Even as old man in his fifties I, myself, can go and cheer at such games--and I can add a little more to my store of cricket knowledge. It all comes in useful, especially at such times as three years ago when I went out to Ceylon on a coaching and cricket-lecturing tour. There are some grand young players coming on in Ceylon; they are well worth watching. Some are now engaged in English League cricket, enlarging and cementing the philosophy of Commonwealth solidarity.

Of English cricket I would say that on its showing against Australia and South Africa the standard is improving rapidly. Never let anyone tell you that the heroes of yesterday's English cricket will never be equalled. I know so many of them so well and they are the first to laugh at such a statement and to say that cricket, like other forms of sport, should and will steadily improve. We old fellows who set up records made them for youngsters to break, just as we broke our predecessors' records whenever we could.
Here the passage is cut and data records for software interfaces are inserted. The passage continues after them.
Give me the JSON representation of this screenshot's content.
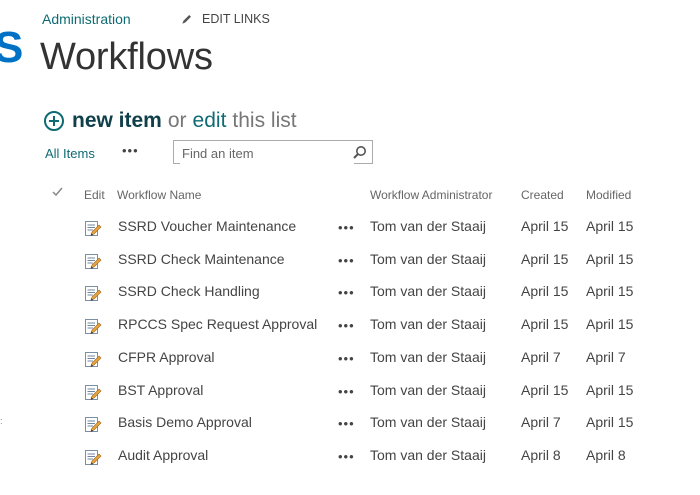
{
  "breadcrumb": {
    "site": "Administration",
    "edit_links": "EDIT LINKS"
  },
  "page": {
    "title": "Workflows"
  },
  "toolbar": {
    "new_item": "new item",
    "or": "or",
    "edit": "edit",
    "this_list": "this list"
  },
  "view": {
    "current": "All Items",
    "more": "•••"
  },
  "search": {
    "placeholder": "Find an item"
  },
  "columns": {
    "edit": "Edit",
    "name": "Workflow Name",
    "admin": "Workflow Administrator",
    "created": "Created",
    "modified": "Modified"
  },
  "row_more": "•••",
  "rows": [
    {
      "name": "SSRD Voucher Maintenance",
      "admin": "Tom van der Staaij",
      "created": "April 15",
      "modified": "April 15"
    },
    {
      "name": "SSRD Check Maintenance",
      "admin": "Tom van der Staaij",
      "created": "April 15",
      "modified": "April 15"
    },
    {
      "name": "SSRD Check Handling",
      "admin": "Tom van der Staaij",
      "created": "April 15",
      "modified": "April 15"
    },
    {
      "name": "RPCCS Spec Request Approval",
      "admin": "Tom van der Staaij",
      "created": "April 15",
      "modified": "April 15"
    },
    {
      "name": "CFPR Approval",
      "admin": "Tom van der Staaij",
      "created": "April 7",
      "modified": "April 7"
    },
    {
      "name": "BST Approval",
      "admin": "Tom van der Staaij",
      "created": "April 15",
      "modified": "April 15"
    },
    {
      "name": "Basis Demo Approval",
      "admin": "Tom van der Staaij",
      "created": "April 7",
      "modified": "April 15"
    },
    {
      "name": "Audit Approval",
      "admin": "Tom van der Staaij",
      "created": "April 8",
      "modified": "April 8"
    }
  ],
  "colors": {
    "accent": "#0f6b73",
    "logo": "#0072c6",
    "text": "#444444"
  },
  "icons": {
    "edit_links": "pencil-icon",
    "new_item": "plus-circle-icon",
    "search": "search-icon",
    "row_edit": "edit-document-icon",
    "select_all": "checkmark-icon"
  }
}
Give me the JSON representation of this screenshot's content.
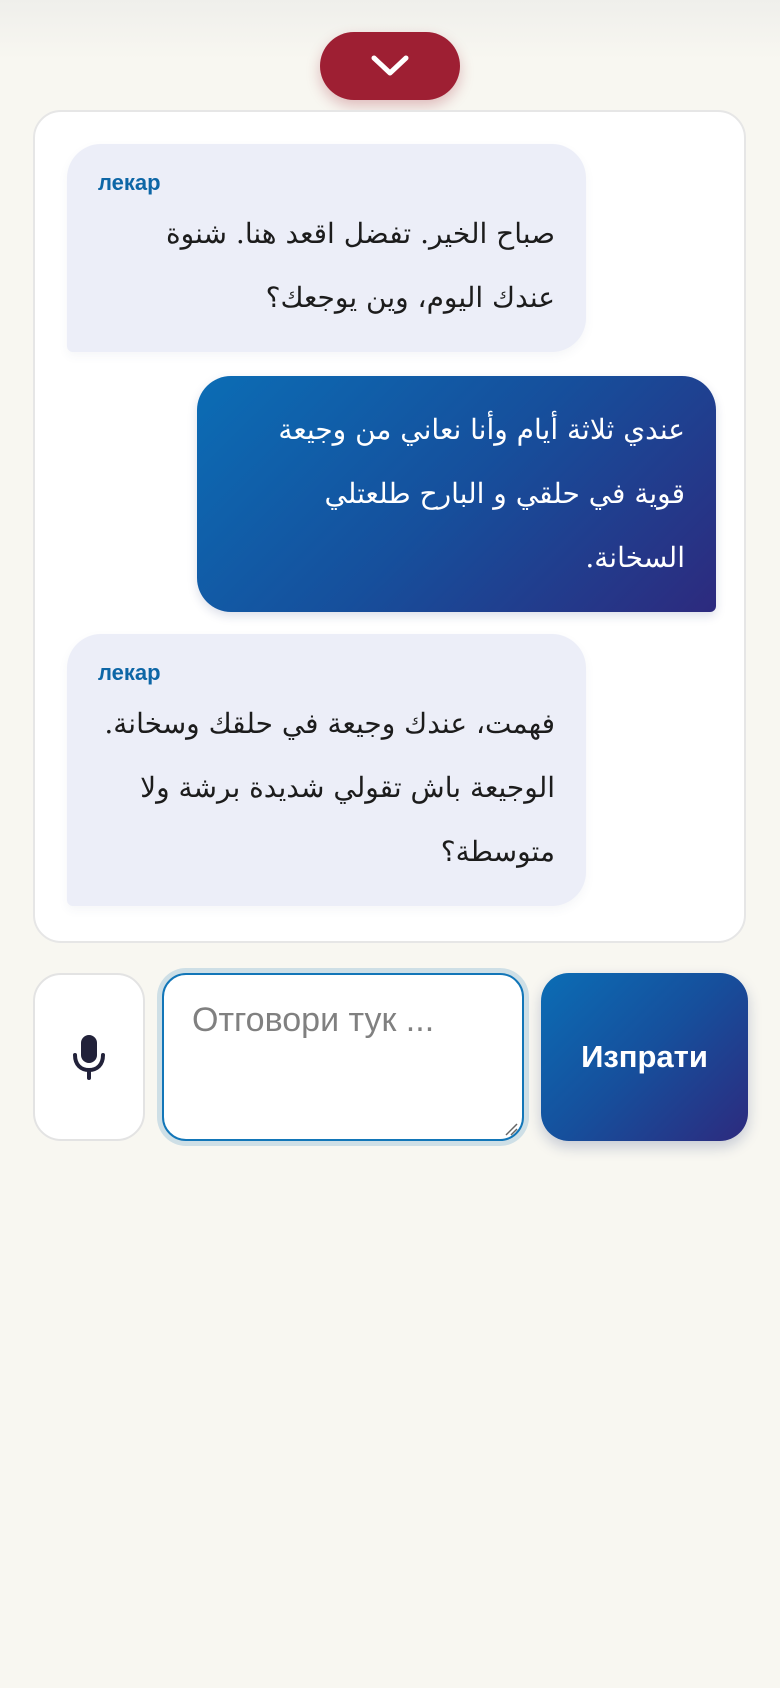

The West Indies tour of England in 1950 stands out as the finest in our history. Whether we shall be able to repeat the performances and win the rubber again, I have grave doubts. Ramadhin and Valentine, I suspect, will be there. The terrible trio--Worrell, Weekes and Walcott--will also be there. Goddard has accepted the captaincy and will lead the side. His task will not be as simple as in 1950 when English cricket was struggling to shake off the effects of the years the war had eaten. Nevertheless, the material at his disposal will be good and if England maintains its progress under May, a terrific series of Tests should ensue, with the odds in favour of England.

© John Wisden & Co